- NOTE: if you will be using parchment paper — search for online — then download a template of circles and place underneath your parchment paper. You'll remove this before baking.
- Once the full pan is piped, gently (or aggressively–no judgement here) bang the pan down onto the counter to release air bubbles. I usually place a towel on the counter before banging the pan. Use your scribe or toothpick to pop any large bubbles, in order to create smooth shells.
- PREP FOR BAKING, METHOD ONE: Place your parchment paper or silpat mat on the bottom of an upside-down baker's half sheet. Pipe your circles. Let rest about 5 minutes, bang (see above) then place them to bake in a pre-heated oven.
- PREP FOR BAKING, METHOD TWO: Place your parchment paper or silpat mat on the inside of a baker's half sheet (like normal). Pipe your circles. Let rest until your finger can glide across the top of the mac without stickiness, often up to 30 minutes. Bang (see above), then place them to bake in a pre-heated oven.

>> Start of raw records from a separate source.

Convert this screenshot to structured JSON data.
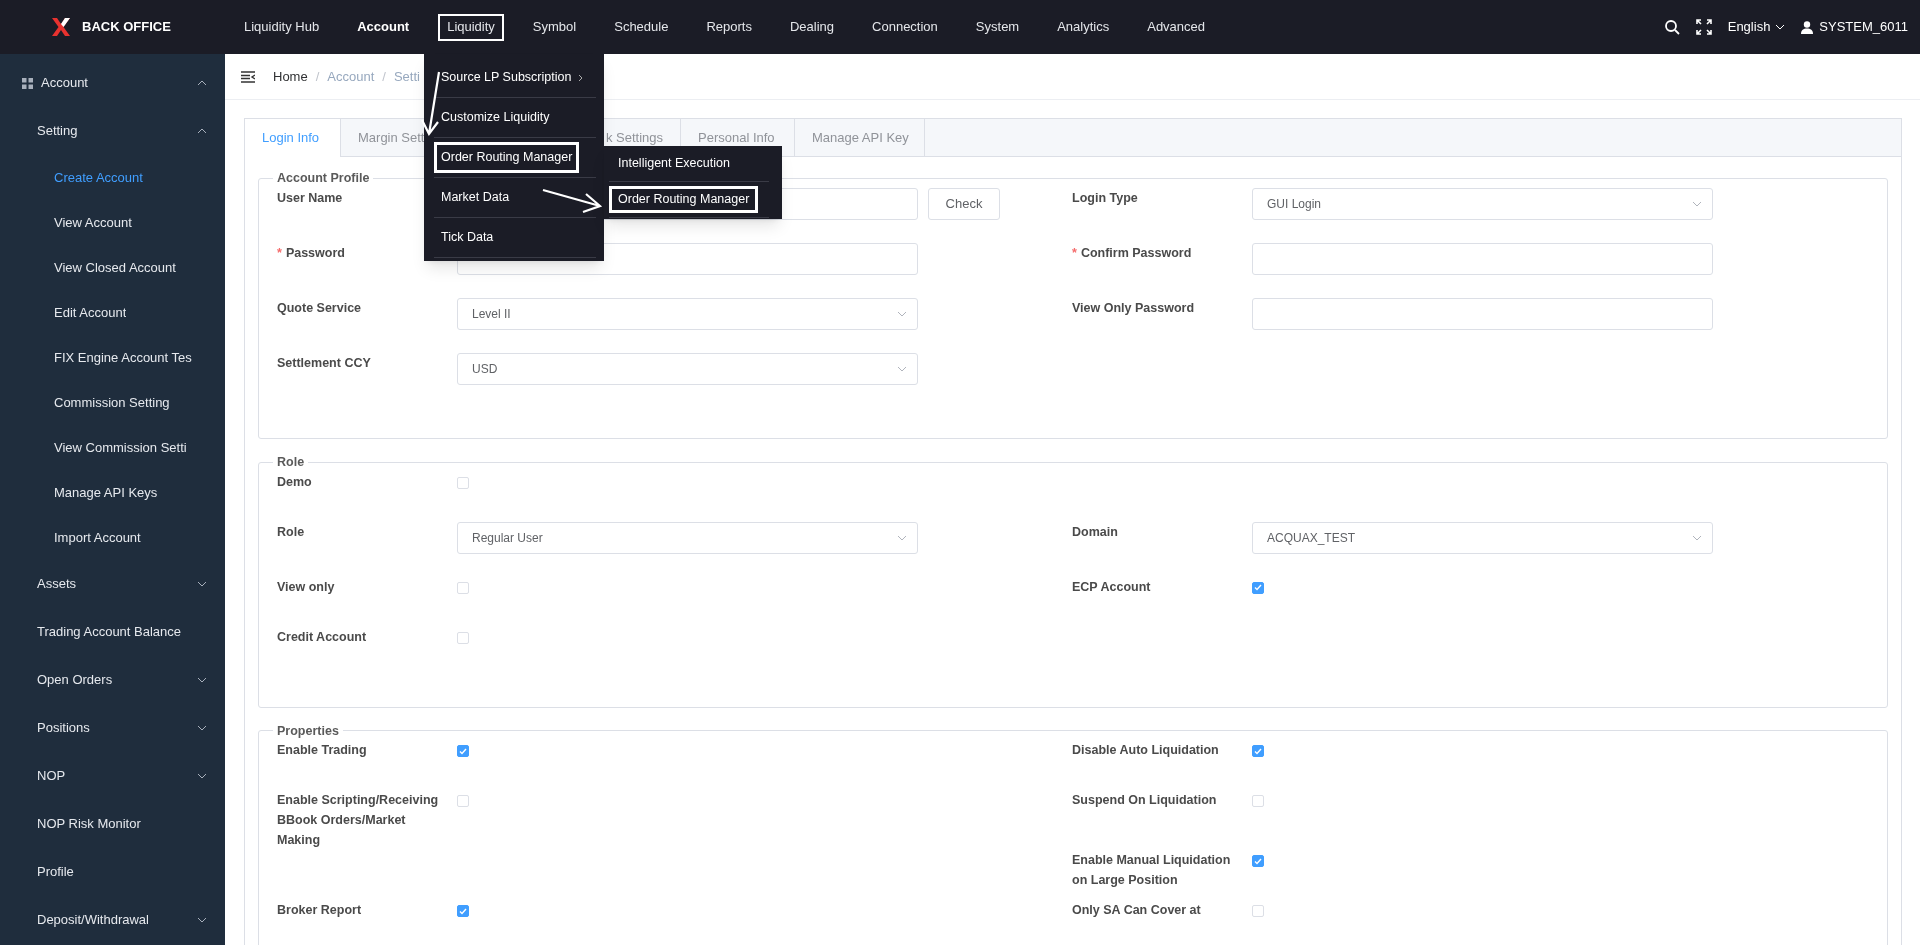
{
  "topbar": {
    "brand": "BACK OFFICE",
    "nav": [
      {
        "label": "Liquidity Hub",
        "selected": false,
        "highlighted": false
      },
      {
        "label": "Account",
        "selected": true,
        "highlighted": false
      },
      {
        "label": "Liquidity",
        "selected": false,
        "highlighted": true
      },
      {
        "label": "Symbol",
        "selected": false,
        "highlighted": false
      },
      {
        "label": "Schedule",
        "selected": false,
        "highlighted": false
      },
      {
        "label": "Reports",
        "selected": false,
        "highlighted": false
      },
      {
        "label": "Dealing",
        "selected": false,
        "highlighted": false
      },
      {
        "label": "Connection",
        "selected": false,
        "highlighted": false
      },
      {
        "label": "System",
        "selected": false,
        "highlighted": false
      },
      {
        "label": "Analytics",
        "selected": false,
        "highlighted": false
      },
      {
        "label": "Advanced",
        "selected": false,
        "highlighted": false
      }
    ],
    "language": "English",
    "user": "SYSTEM_6011"
  },
  "sidebar": {
    "items": [
      {
        "label": "Account",
        "kind": "group",
        "expanded": true,
        "children": [
          {
            "label": "Setting",
            "kind": "group",
            "expanded": true,
            "children": [
              {
                "label": "Create Account",
                "kind": "link",
                "selected": true
              },
              {
                "label": "View Account",
                "kind": "link",
                "selected": false
              },
              {
                "label": "View Closed Account",
                "kind": "link",
                "selected": false
              },
              {
                "label": "Edit Account",
                "kind": "link",
                "selected": false
              },
              {
                "label": "FIX Engine Account Tes",
                "kind": "link",
                "selected": false
              },
              {
                "label": "Commission Setting",
                "kind": "link",
                "selected": false
              },
              {
                "label": "View Commission Setti",
                "kind": "link",
                "selected": false
              },
              {
                "label": "Manage API Keys",
                "kind": "link",
                "selected": false
              },
              {
                "label": "Import Account",
                "kind": "link",
                "selected": false
              }
            ]
          },
          {
            "label": "Assets",
            "kind": "group",
            "expanded": false
          },
          {
            "label": "Trading Account Balance",
            "kind": "link",
            "selected": false
          },
          {
            "label": "Open Orders",
            "kind": "group",
            "expanded": false
          },
          {
            "label": "Positions",
            "kind": "group",
            "expanded": false
          },
          {
            "label": "NOP",
            "kind": "group",
            "expanded": false
          },
          {
            "label": "NOP Risk Monitor",
            "kind": "link",
            "selected": false
          },
          {
            "label": "Profile",
            "kind": "link",
            "selected": false
          },
          {
            "label": "Deposit/Withdrawal",
            "kind": "group",
            "expanded": false
          }
        ]
      }
    ]
  },
  "breadcrumb": [
    {
      "label": "Home"
    },
    {
      "separator": "/",
      "label": "Account"
    },
    {
      "separator": "/",
      "label": "Setti"
    }
  ],
  "liquidity_menu": {
    "items": [
      {
        "label": "Source LP Subscription",
        "has_submenu": true,
        "highlighted": false
      },
      {
        "label": "Customize Liquidity",
        "has_submenu": false,
        "highlighted": false
      },
      {
        "label": "Order Routing Manager",
        "has_submenu": false,
        "highlighted": true
      },
      {
        "label": "Market Data",
        "has_submenu": false,
        "highlighted": false
      },
      {
        "label": "Tick Data",
        "has_submenu": false,
        "highlighted": false
      }
    ],
    "submenu": [
      {
        "label": "Intelligent Execution",
        "highlighted": false
      },
      {
        "label": "Order Routing Manager",
        "highlighted": true
      }
    ]
  },
  "tabs": [
    {
      "label": "Login Info",
      "selected": true
    },
    {
      "label": "Margin Sett",
      "selected": false
    },
    {
      "label": "k Settings",
      "selected": false
    },
    {
      "label": "Personal Info",
      "selected": false
    },
    {
      "label": "Manage API Key",
      "selected": false
    }
  ],
  "sections": [
    {
      "title": "Account Profile",
      "rows": [
        {
          "left": {
            "label": "User Name",
            "kind": "text",
            "button": "Check"
          },
          "right": {
            "label": "Login Type",
            "kind": "select",
            "value": "GUI Login"
          }
        },
        {
          "left": {
            "label": "Password",
            "kind": "text",
            "required_mark": "*"
          },
          "right": {
            "label": "Confirm Password",
            "kind": "text",
            "required_mark": "*"
          }
        },
        {
          "left": {
            "label": "Quote Service",
            "kind": "select",
            "value": "Level II"
          },
          "right": {
            "label": "View Only Password",
            "kind": "text"
          }
        },
        {
          "left": {
            "label": "Settlement CCY",
            "kind": "select",
            "value": "USD"
          }
        }
      ]
    },
    {
      "title": "Role",
      "rows": [
        {
          "left": {
            "label": "Demo",
            "kind": "checkbox",
            "checked": false
          }
        },
        {
          "left": {
            "label": "Role",
            "kind": "select",
            "value": "Regular User"
          },
          "right": {
            "label": "Domain",
            "kind": "select",
            "value": "ACQUAX_TEST"
          }
        },
        {
          "left": {
            "label": "View only",
            "kind": "checkbox",
            "checked": false
          },
          "right": {
            "label": "ECP Account",
            "kind": "checkbox",
            "checked": true
          }
        },
        {
          "left": {
            "label": "Credit Account",
            "kind": "checkbox",
            "checked": false
          }
        }
      ]
    },
    {
      "title": "Properties",
      "rows": [
        {
          "left": {
            "label": "Enable Trading",
            "kind": "checkbox",
            "checked": true
          },
          "right": {
            "label": "Disable Auto Liquidation",
            "kind": "checkbox",
            "checked": true
          }
        },
        {
          "left": {
            "label": "Enable Scripting/Receiving BBook Orders/Market Making",
            "kind": "checkbox",
            "checked": false
          },
          "right": {
            "label": "Suspend On Liquidation",
            "kind": "checkbox",
            "checked": false
          }
        },
        {
          "right": {
            "label": "Enable Manual Liquidation on Large Position",
            "kind": "checkbox",
            "checked": true
          }
        },
        {
          "left": {
            "label": "Broker Report",
            "kind": "checkbox",
            "checked": true
          },
          "right": {
            "label": "Only SA Can Cover at",
            "kind": "checkbox",
            "checked": false
          }
        }
      ]
    }
  ]
}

- Bake for 20 minutes.
- Once out of the oven, DO NOT — I repeat — do not remove from pan until they are completely cooled.
- This recipe yields 36-42 completed cookies (about 72-84 shells).